Pagliuca Harvard Life Lab

Architect: Shepley Bulfinch

Owner: Harvard University

Location: Allston, Massachusetts

Category B: Project Delivery & Construction Administration Excellence

www.shepleybulfinch.com

The Pagliuca Harvard Life Lab provides much-needed space for life science ventures that have a connection to the Harvard University community. The building’s second floor houses the laboratory space, with 36 lab benches, shared tissue culture core labs, centralized fume hoods, a cold storage room, and a private 1,000 square foot suite. Glass walls provide a visual connection to the space below and promote collaboration and movement. The first floor is a flexible space for individual and collaborative work, socialization, and events. Anchoring the otherwise open area is a central core that includes enclosed meeting rooms, phone booths, and a kitchen. A social area defined by a wood ceiling and floor intersects the core, providing further definition to the open area while still allowing the flexible furniture to move and accommodate a range of activities and special events. The design palette intentionally blends the industrial aesthetic with a lively but sophisticated finish palette, reflecting a professional space where creativity and risk-taking thrive. Flooded with natural light from a skylight above, an open perforated metal staircase connects the two floors, features a dramatic art piece that visualizes the movement of synthetic neural systems.

"The application of modular construction to a small lab was innovative and intriguing, and we are excited to see future work in this area." - Jury comment

The Life Lab was designed using modular prefabricated components. The building, consisting of 34 modules, was static built in-place inside the modular contractor NRB USA Inc.’s Pennsylvania facility and then disassembled, shipped by truck to Massachusetts, and reassembled onsite.  Once the modules arrived on site, we utilized a 500 ton crane, which required extensive pre-planning with detailed hoisting and rigging plans. The modules weigh up to 30,000 pounds with uneven weight distribution, so it was critical to provide rigging to keep them level while setting them in place.  While the majority of construction occurred in Pennsylvania, certain design elements needed to be installed on-site to ensure the highest level of fit and finish, including finished flooring, painting, and wood baffle ceilings. This required a high level of collaboration and coordination between our team and NRB, and it resulted in a project that was delivered on time and on budget. The use of modular construction reduced the construction duration from a typical 12 months for traditional construction to only seven months.

Additional information

Project team

Acoustical/Vibration: Acentech

Architect/Interior Designer/Laboratory Planner: Shepley Bulfinch

Engineer – Civil: SLB Group

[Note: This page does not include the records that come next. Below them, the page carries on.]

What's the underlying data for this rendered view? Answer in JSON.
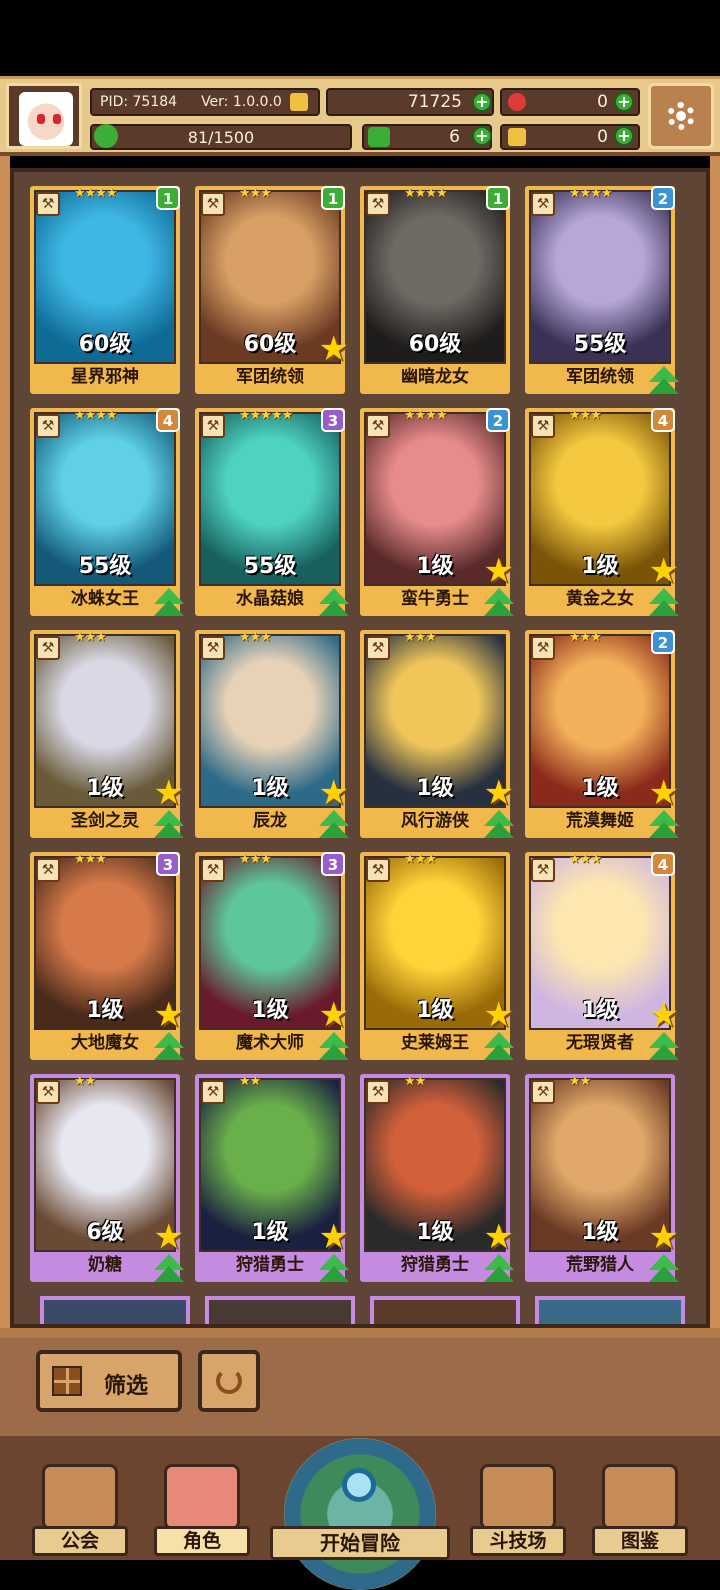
{
  "header": {
    "pid": "PID: 75184",
    "version": "Ver: 1.0.0.0",
    "gold": "71725",
    "gems": "0",
    "energy": "81/1500",
    "clover": "6",
    "keys": "0"
  },
  "cards": [
    {
      "name": "星界邪神",
      "level": "60级",
      "stars": "★★★★",
      "badge": "1",
      "badge_color": "#3cae36",
      "frame": "gold",
      "bigstar": false,
      "up": false,
      "art": [
        "#3fb7e3",
        "#0f6a96"
      ]
    },
    {
      "name": "军团统领",
      "level": "60级",
      "stars": "★★★",
      "badge": "1",
      "badge_color": "#3cae36",
      "frame": "gold",
      "bigstar": true,
      "up": false,
      "art": [
        "#d9a066",
        "#6a3a22"
      ]
    },
    {
      "name": "幽暗龙女",
      "level": "60级",
      "stars": "★★★★",
      "badge": "1",
      "badge_color": "#3cae36",
      "frame": "gold",
      "bigstar": false,
      "up": false,
      "art": [
        "#6f6a64",
        "#1f1d1c"
      ]
    },
    {
      "name": "军团统领",
      "level": "55级",
      "stars": "★★★★",
      "badge": "2",
      "badge_color": "#3a93d6",
      "frame": "gold",
      "bigstar": false,
      "up": true,
      "art": [
        "#b6a7d8",
        "#3a3155"
      ]
    },
    {
      "name": "冰蛛女王",
      "level": "55级",
      "stars": "★★★★",
      "badge": "4",
      "badge_color": "#d4893a",
      "frame": "gold",
      "bigstar": false,
      "up": true,
      "art": [
        "#5fd0e6",
        "#145a78"
      ]
    },
    {
      "name": "水晶菇娘",
      "level": "55级",
      "stars": "★★★★★",
      "badge": "3",
      "badge_color": "#9a5cc9",
      "frame": "gold",
      "bigstar": false,
      "up": true,
      "art": [
        "#4fd3c0",
        "#17605d"
      ]
    },
    {
      "name": "蛮牛勇士",
      "level": "1级",
      "stars": "★★★★",
      "badge": "2",
      "badge_color": "#3a93d6",
      "frame": "gold",
      "bigstar": true,
      "up": true,
      "art": [
        "#e78c8c",
        "#5a2a2a"
      ]
    },
    {
      "name": "黄金之女",
      "level": "1级",
      "stars": "★★★",
      "badge": "4",
      "badge_color": "#d4893a",
      "frame": "gold",
      "bigstar": true,
      "up": true,
      "art": [
        "#f4c940",
        "#7a5508"
      ]
    },
    {
      "name": "圣剑之灵",
      "level": "1级",
      "stars": "★★★",
      "badge": "",
      "badge_color": "",
      "frame": "gold",
      "bigstar": true,
      "up": true,
      "art": [
        "#d9d9e6",
        "#6a5a3a"
      ]
    },
    {
      "name": "辰龙",
      "level": "1级",
      "stars": "★★★",
      "badge": "",
      "badge_color": "",
      "frame": "gold",
      "bigstar": true,
      "up": true,
      "art": [
        "#e7d2b8",
        "#2d6a88"
      ]
    },
    {
      "name": "风行游侠",
      "level": "1级",
      "stars": "★★★",
      "badge": "",
      "badge_color": "",
      "frame": "gold",
      "bigstar": true,
      "up": true,
      "art": [
        "#f0c65a",
        "#26303f"
      ]
    },
    {
      "name": "荒漠舞姬",
      "level": "1级",
      "stars": "★★★",
      "badge": "2",
      "badge_color": "#3a93d6",
      "frame": "gold",
      "bigstar": true,
      "up": true,
      "art": [
        "#f2b05a",
        "#8a2a1a"
      ]
    },
    {
      "name": "大地魔女",
      "level": "1级",
      "stars": "★★★",
      "badge": "3",
      "badge_color": "#9a5cc9",
      "frame": "gold",
      "bigstar": true,
      "up": true,
      "art": [
        "#d67a4a",
        "#4a2a1a"
      ]
    },
    {
      "name": "魔术大师",
      "level": "1级",
      "stars": "★★★",
      "badge": "3",
      "badge_color": "#9a5cc9",
      "frame": "gold",
      "bigstar": true,
      "up": true,
      "art": [
        "#5ec79a",
        "#6a1a2a"
      ]
    },
    {
      "name": "史莱姆王",
      "level": "1级",
      "stars": "★★★",
      "badge": "",
      "badge_color": "",
      "frame": "gold",
      "bigstar": true,
      "up": true,
      "art": [
        "#ffd43a",
        "#9a6a08"
      ]
    },
    {
      "name": "无瑕贤者",
      "level": "1级",
      "stars": "★★★",
      "badge": "4",
      "badge_color": "#d4893a",
      "frame": "gold",
      "bigstar": true,
      "up": true,
      "art": [
        "#fde6b0",
        "#cfb6e0"
      ]
    },
    {
      "name": "奶糖",
      "level": "6级",
      "stars": "★★",
      "badge": "",
      "badge_color": "",
      "frame": "purple",
      "bigstar": true,
      "up": true,
      "art": [
        "#e7e7f0",
        "#6a4a34"
      ]
    },
    {
      "name": "狩猎勇士",
      "level": "1级",
      "stars": "★★",
      "badge": "",
      "badge_color": "",
      "frame": "purple",
      "bigstar": true,
      "up": true,
      "art": [
        "#6ab04a",
        "#1a2040"
      ]
    },
    {
      "name": "狩猎勇士",
      "level": "1级",
      "stars": "★★",
      "badge": "",
      "badge_color": "",
      "frame": "purple",
      "bigstar": true,
      "up": true,
      "art": [
        "#d2603a",
        "#2a2a2a"
      ]
    },
    {
      "name": "荒野猎人",
      "level": "1级",
      "stars": "★★",
      "badge": "",
      "badge_color": "",
      "frame": "purple",
      "bigstar": true,
      "up": true,
      "art": [
        "#e0a86a",
        "#6a3a24"
      ]
    }
  ],
  "filter": {
    "label": "筛选"
  },
  "nav": {
    "guild": "公会",
    "character": "角色",
    "adventure": "开始冒险",
    "arena": "斗技场",
    "codex": "图鉴"
  }
}
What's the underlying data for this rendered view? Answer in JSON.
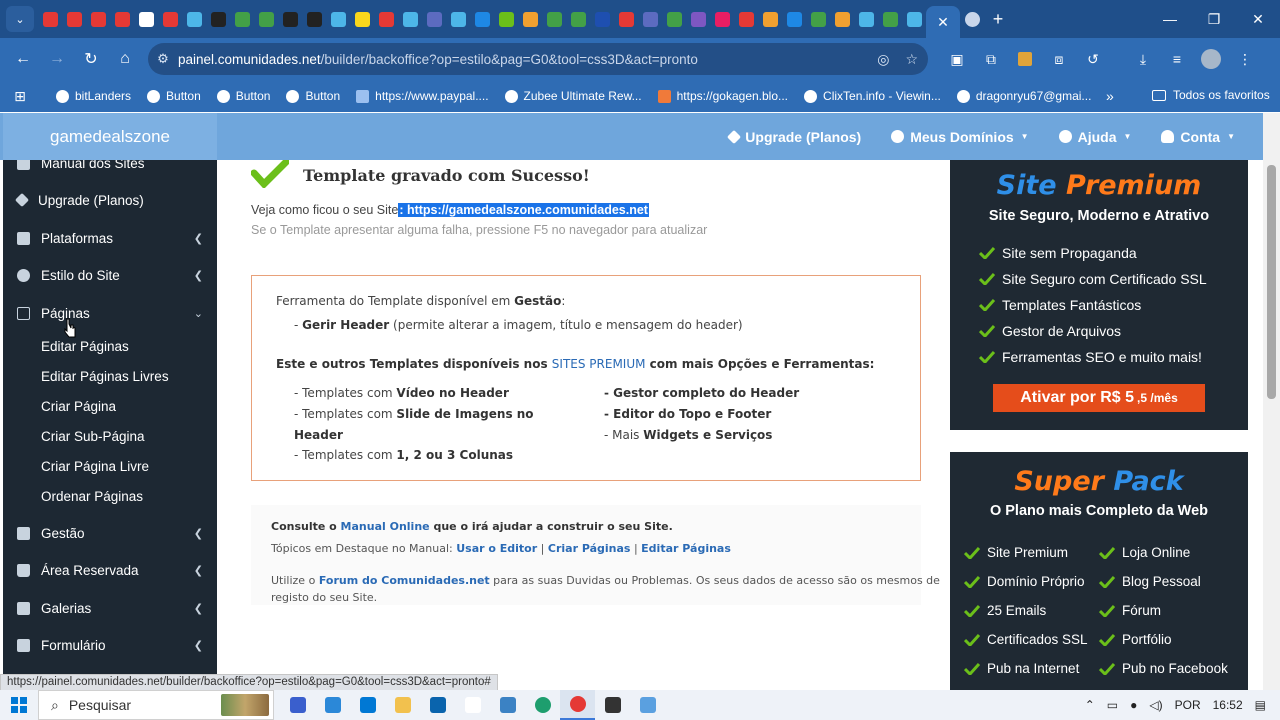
{
  "browser": {
    "url_host": "painel.comunidades.net",
    "url_path": "/builder/backoffice?op=estilo&pag=G0&tool=css3D&act=pronto",
    "bookmarks": [
      "bitLanders",
      "Button",
      "Button",
      "Button",
      "https://www.paypal....",
      "Zubee Ultimate Rew...",
      "https://gokagen.blo...",
      "ClixTen.info - Viewin...",
      "dragonryu67@gmai..."
    ],
    "bookmarks_folder": "Todos os favoritos",
    "status_url": "https://painel.comunidades.net/builder/backoffice?op=estilo&pag=G0&tool=css3D&act=pronto#"
  },
  "site": {
    "brand": "gamedealszone",
    "nav": {
      "upgrade": "Upgrade (Planos)",
      "dominios": "Meus Domínios",
      "ajuda": "Ajuda",
      "conta": "Conta"
    }
  },
  "sidebar": {
    "items": [
      {
        "label": "Manual dos Sites"
      },
      {
        "label": "Upgrade (Planos)"
      },
      {
        "label": "Plataformas"
      },
      {
        "label": "Estilo do Site"
      },
      {
        "label": "Páginas"
      },
      {
        "label": "Gestão"
      },
      {
        "label": "Área Reservada"
      },
      {
        "label": "Galerias"
      },
      {
        "label": "Formulário"
      }
    ],
    "subitems": [
      "Editar Páginas",
      "Editar Páginas Livres",
      "Criar Página",
      "Criar Sub-Página",
      "Criar Página Livre",
      "Ordenar Páginas"
    ]
  },
  "main": {
    "success_title": "Template gravado com Sucesso!",
    "see_text": "Veja como ficou o seu Site",
    "see_link": ": https://gamedealszone.comunidades.net",
    "f5_text": "Se o Template apresentar alguma falha, pressione F5 no navegador para atualizar",
    "toolbox": {
      "avail_prefix": "Ferramenta do Template disponível em ",
      "avail_bold": "Gestão",
      "avail_suffix": ":",
      "gerir_bold": "Gerir Header",
      "gerir_rest": " (permite alterar a imagem, título e mensagem do header)",
      "outros_1": "Este e outros Templates disponíveis nos ",
      "outros_link": "SITES PREMIUM",
      "outros_2": " com mais Opções e Ferramentas:",
      "l1_pre": "- Templates com ",
      "l1_bold": "Vídeo no Header",
      "l2_pre": "- Templates com ",
      "l2_bold": "Slide de Imagens no",
      "l2b_bold": "Header",
      "l3_pre": "- Templates com ",
      "l3_bold": "1, 2 ou 3 Colunas",
      "r1": "- Gestor completo do Header",
      "r2": "- Editor do Topo e Footer",
      "r3_pre": "- Mais ",
      "r3_bold": "Widgets e Serviços"
    },
    "consult": {
      "c1_pre": "Consulte o ",
      "c1_link": "Manual Online",
      "c1_post": " que o irá ajudar a construir o seu Site.",
      "c2_pre": "Tópicos em Destaque no Manual: ",
      "c2_a": "Usar o Editor",
      "c2_b": "Criar Páginas",
      "c2_c": "Editar Páginas",
      "sep": " | ",
      "c3_pre": "Utilize o ",
      "c3_link": "Forum do Comunidades.net",
      "c3_post": " para as suas Duvidas ou Problemas. Os seus dados de acesso são os mesmos de",
      "c4": "registo do seu Site."
    }
  },
  "promo_premium": {
    "title": "Site Premium",
    "subtitle": "Site Seguro, Moderno e Atrativo",
    "features": [
      "Site sem Propaganda",
      "Site Seguro com Certificado SSL",
      "Templates Fantásticos",
      "Gestor de Arquivos",
      "Ferramentas SEO e muito mais!"
    ],
    "cta": "Ativar por R$ 5",
    "cta_small": ",5 /mês"
  },
  "promo_superpack": {
    "title": "Super Pack",
    "subtitle": "O Plano mais Completo da Web",
    "col1": [
      "Site Premium",
      "Domínio Próprio",
      "25 Emails",
      "Certificados SSL",
      "Pub na Internet"
    ],
    "col2": [
      "Loja Online",
      "Blog Pessoal",
      "Fórum",
      "Portfólio",
      "Pub no Facebook"
    ]
  },
  "taskbar": {
    "search": "Pesquisar",
    "lang": "POR",
    "time": "16:52"
  },
  "colors": {
    "accent_orange": "#ff7a1a",
    "accent_blue": "#2f8fe8",
    "check_green": "#6bbf1a"
  }
}
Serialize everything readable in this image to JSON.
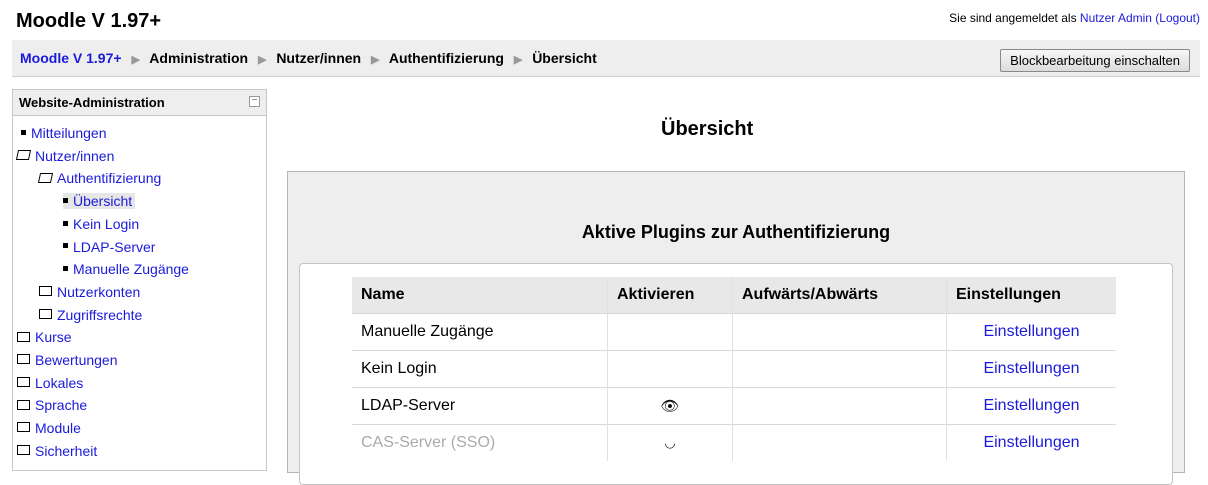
{
  "header": {
    "site_title": "Moodle V 1.97+",
    "login_prefix": "Sie sind angemeldet als",
    "user_name": "Nutzer Admin",
    "logout_label": "(Logout)"
  },
  "breadcrumb": {
    "items": [
      "Moodle V 1.97+",
      "Administration",
      "Nutzer/innen",
      "Authentifizierung",
      "Übersicht"
    ]
  },
  "toolbar": {
    "block_edit_label": "Blockbearbeitung einschalten"
  },
  "sidebar": {
    "title": "Website-Administration",
    "items": [
      {
        "label": "Mitteilungen"
      },
      {
        "label": "Nutzer/innen"
      },
      {
        "label": "Authentifizierung"
      },
      {
        "label": "Übersicht"
      },
      {
        "label": "Kein Login"
      },
      {
        "label": "LDAP-Server"
      },
      {
        "label": "Manuelle Zugänge"
      },
      {
        "label": "Nutzerkonten"
      },
      {
        "label": "Zugriffsrechte"
      },
      {
        "label": "Kurse"
      },
      {
        "label": "Bewertungen"
      },
      {
        "label": "Lokales"
      },
      {
        "label": "Sprache"
      },
      {
        "label": "Module"
      },
      {
        "label": "Sicherheit"
      }
    ]
  },
  "main": {
    "heading": "Übersicht",
    "section_heading": "Aktive Plugins zur Authentifizierung",
    "table": {
      "headers": [
        "Name",
        "Aktivieren",
        "Aufwärts/Abwärts",
        "Einstellungen"
      ],
      "rows": [
        {
          "name": "Manuelle Zugänge",
          "settings": "Einstellungen"
        },
        {
          "name": "Kein Login",
          "settings": "Einstellungen"
        },
        {
          "name": "LDAP-Server",
          "settings": "Einstellungen"
        },
        {
          "name": "CAS-Server (SSO)",
          "settings": "Einstellungen"
        }
      ]
    }
  }
}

Engineer - Geotechnical: Haley & Aldrich

Engineer – MEP: Vanderweil Engineers

Engineer – Structural (Foundations): LeMessurier

Fire Protection: Jensen Hughes

General Contractor: Shawmut Design & Construction

Lab Operator: Lab Central

Landscape Architect: Reed Hildebrand

Lighting Consultant: Collaborative Lighting

Modular Construction Contractor: NRB USA Inc

Modular Construction Manager: Triumph Modular

Signage Consultant: Anna Farrington Graphic Arts & Design

Wind Consultant: RWDI

Jury

Stephen Van Dyck, AIA (Chair), LMN Architects, Seattle

Andrew Cocke, ZGF Architects, Washington, DC

Jeffrey McGrew, Because We Can, Oakland, California

Robert Otani, Thornton Tomassetti, New York City

Kat Park, Assoc. AIA, SOM, San Francisco

Alexandra Pollock, AIA, FX Collaborative, New York City

Jury comments

The application of modular construction to a small lab was innovative and intriguing, and we are excited to see future work in this area. Overall there is a certain complexity in coordinating a lab building, and it’s impressive that everything fit together without any substantial in-field adjustment. Across building types there is a need for buildings of this size to go up cheaply and quickly. If it works in this case, it could work in other building types that require complex MEP systems. Unfortunately, the submission did not explore other project delivery applications.

Image credits

Sara Glassman - Life Lab 2

Robert Benson Photography

Sara Glassman - Life Lab 3

Robert Benson Photography

Sara Glassman - Life Lab 4

Robert Benson Photography

Sara Glassman - Life Lab 5

Robert Benson Photography

Sara Glassman - Life Lab 6

Robert Benson Photography

Sara Glassman - Life Lab 7

Robert Benson Photography

Sara Glassman - Life Lab 8

Robert Benson Photography

Sara Glassman - Life Lab 1

Robert Benson Photography